By Cindy Wooden
Catholic News Service
VATICAN CITY (CNS) -- When Catholics engage in interreligious dialogue, they must know that equality exists among the participants, not the religions they represent, said Archbishop Angelo Amato, secretary of the Congregation for the Doctrine of the Faith.
"The fact that there are various religious propositions does not mean that they are equally true," the archbishop said in a Nov. 8 interview with L'Osservatore Romano, the Vatican newspaper.
The newspaper conducted the interview after the archbishop gave a speech to the heads of Italian men's religious orders on the theme "Witnessing to Christ, the Only Savior, in a Multireligious Society."
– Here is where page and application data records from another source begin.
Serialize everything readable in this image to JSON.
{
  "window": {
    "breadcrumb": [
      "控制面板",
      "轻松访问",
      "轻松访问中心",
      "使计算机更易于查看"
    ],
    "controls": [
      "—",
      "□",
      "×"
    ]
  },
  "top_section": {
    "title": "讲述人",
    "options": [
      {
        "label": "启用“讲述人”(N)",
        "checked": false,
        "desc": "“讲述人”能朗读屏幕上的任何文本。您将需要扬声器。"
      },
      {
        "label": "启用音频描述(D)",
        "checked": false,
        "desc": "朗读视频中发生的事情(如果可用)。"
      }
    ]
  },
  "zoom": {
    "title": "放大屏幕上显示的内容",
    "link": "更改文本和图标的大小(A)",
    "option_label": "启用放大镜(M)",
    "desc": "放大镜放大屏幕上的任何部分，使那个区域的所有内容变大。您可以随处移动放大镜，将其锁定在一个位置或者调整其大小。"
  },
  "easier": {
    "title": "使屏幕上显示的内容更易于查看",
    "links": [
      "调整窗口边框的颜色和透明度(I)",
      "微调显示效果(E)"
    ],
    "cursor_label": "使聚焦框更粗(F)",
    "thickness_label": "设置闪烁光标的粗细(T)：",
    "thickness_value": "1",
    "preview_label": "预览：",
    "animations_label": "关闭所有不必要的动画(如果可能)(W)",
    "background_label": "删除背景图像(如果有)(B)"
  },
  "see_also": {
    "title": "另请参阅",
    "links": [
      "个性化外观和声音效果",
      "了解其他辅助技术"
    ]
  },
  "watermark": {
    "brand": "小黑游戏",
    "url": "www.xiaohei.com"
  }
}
Archbishop Amato had told the superiors general that, especially in a situation where there is so much doubt about the existence of objective truths, there is no room for dilettantes in interreligious dialogue.
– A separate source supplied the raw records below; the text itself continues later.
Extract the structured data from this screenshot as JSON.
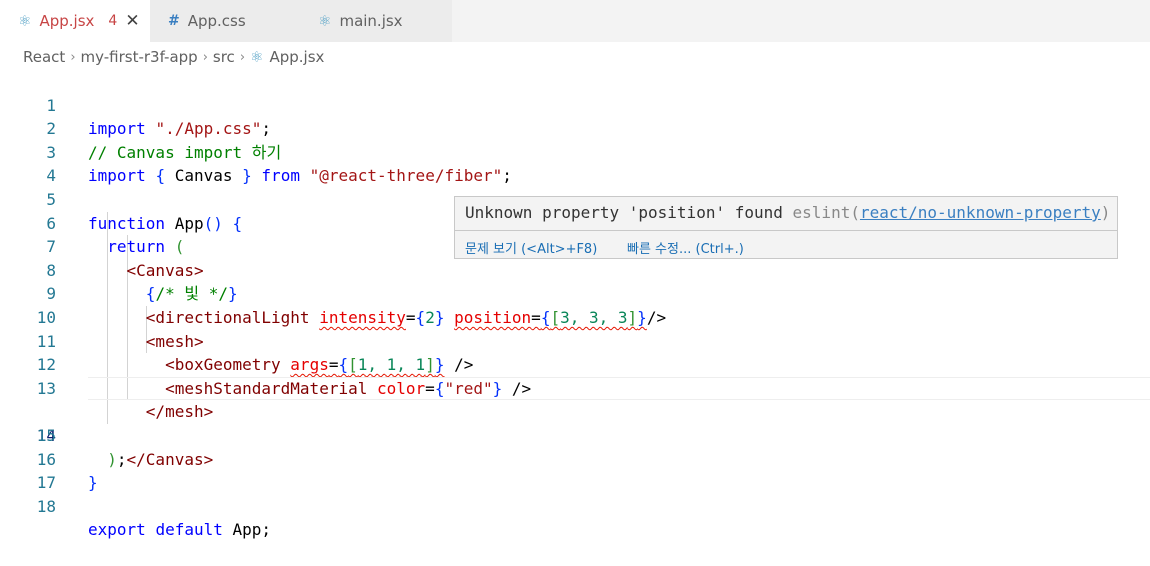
{
  "tabs": [
    {
      "label": "App.jsx",
      "badge": "4",
      "icon": "react-icon",
      "active": true
    },
    {
      "label": "App.css",
      "icon": "hash-icon",
      "active": false
    },
    {
      "label": "main.jsx",
      "icon": "react-icon",
      "active": false
    }
  ],
  "breadcrumb": [
    "React",
    "my-first-r3f-app",
    "src",
    "App.jsx"
  ],
  "line_numbers": [
    "1",
    "2",
    "3",
    "4",
    "5",
    "6",
    "7",
    "8",
    "9",
    "10",
    "11",
    "12",
    "13",
    "14",
    "15",
    "16",
    "17",
    "18"
  ],
  "code": {
    "l1_kw": "import",
    "l1_str": "\"./App.css\"",
    "l1_end": ";",
    "l2": "// Canvas import 하기",
    "l3_kw": "import",
    "l3_open": "{",
    "l3_id": " Canvas ",
    "l3_close": "}",
    "l3_from": "from",
    "l3_str": "\"@react-three/fiber\"",
    "l3_end": ";",
    "l5_kw": "function",
    "l5_name": "App",
    "l5_paren": "()",
    "l5_brace": "{",
    "l6_kw": "return",
    "l6_paren": "(",
    "l7": "<Canvas>",
    "l8_open": "{",
    "l8_cm": "/* 빛 */",
    "l8_close": "}",
    "l9_tag": "<directionalLight",
    "l9_a1": "intensity",
    "l9_eq1": "=",
    "l9_b1o": "{",
    "l9_n1": "2",
    "l9_b1c": "}",
    "l9_a2": "position",
    "l9_eq2": "=",
    "l9_b2o": "{",
    "l9_arr_o": "[",
    "l9_vals": "3, 3, 3",
    "l9_arr_c": "]",
    "l9_b2c": "}",
    "l9_end": "/>",
    "l10": "<mesh>",
    "l11_tag": "<boxGeometry",
    "l11_a": "args",
    "l11_eq": "=",
    "l11_bo": "{",
    "l11_ao": "[",
    "l11_vals": "1, 1, 1",
    "l11_ac": "]",
    "l11_bc": "}",
    "l11_end": "/>",
    "l12_tag": "<meshStandardMaterial",
    "l12_a": "color",
    "l12_eq": "=",
    "l12_bo": "{",
    "l12_str": "\"red\"",
    "l12_bc": "}",
    "l12_end": "/>",
    "l13": "</mesh>",
    "l14": "</Canvas>",
    "l15_paren": ")",
    "l15_end": ";",
    "l16": "}",
    "l18_kw1": "export",
    "l18_kw2": "default",
    "l18_id": "App",
    "l18_end": ";"
  },
  "hover": {
    "message": "Unknown property 'position' found",
    "source": "eslint(",
    "rule": "react/no-unknown-property",
    "source_close": ")",
    "action_view": "문제 보기 (<Alt>+F8)",
    "action_fix": "빠른 수정... (Ctrl+.)"
  },
  "colors": {
    "keyword": "#0000ff",
    "string": "#a31515",
    "comment": "#008000",
    "tag": "#800000",
    "attribute": "#e50000",
    "error": "#e51400"
  }
}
While a "dialogue of charity" -- getting to know one another better, building friendships, overcoming prejudice -- is appropriate for all Christians, he told the newspaper, the "dialogue of truth" in which religious teachings are discussed "must be conducted with care by experts."
Unlike ecumenical dialogue, in which Christians seek unity based on a shared faith in Jesus Christ and a common baptism, interreligious dialogue is a search for understanding and peaceful coexistence based on a common humanity and common search for spiritual values, he told the newspaper.
"Interreligious dialogue -- which has as its aim the promotion of peace among peoples -- cannot and must not exclude conversion to the truth and to the Christian faith with respect for the l iberty and dignity of each person," he said.
"Paradoxically, however, in a certain (current of) Catholic theology of religions, and in certain pastoral practices, interreligious dialogue appears to have reached its end point with a preemptory affirmation that all religions are paths to salvation," he said.
"Equality, as an indispensable prerequisite for dialogue, regards the equal personal dignity of those involved and not the content" of their faith, Archbishop Amato said. "The Christian in dialogue cannot hide or silence the truth of his faith founded on Jesus Christ."
Obviously, the archbishop said, the truth of Christianity "cannot be and must not be imposed with force, but in freedom and absolute respect for the other's conscience."
"Dialogue is not an absolute that can take the place of truth and the proclamation of Christ," he said. "Being faithful to one's own religious identity card is the best passport for entering into the religious territory of others and dialoguing with them."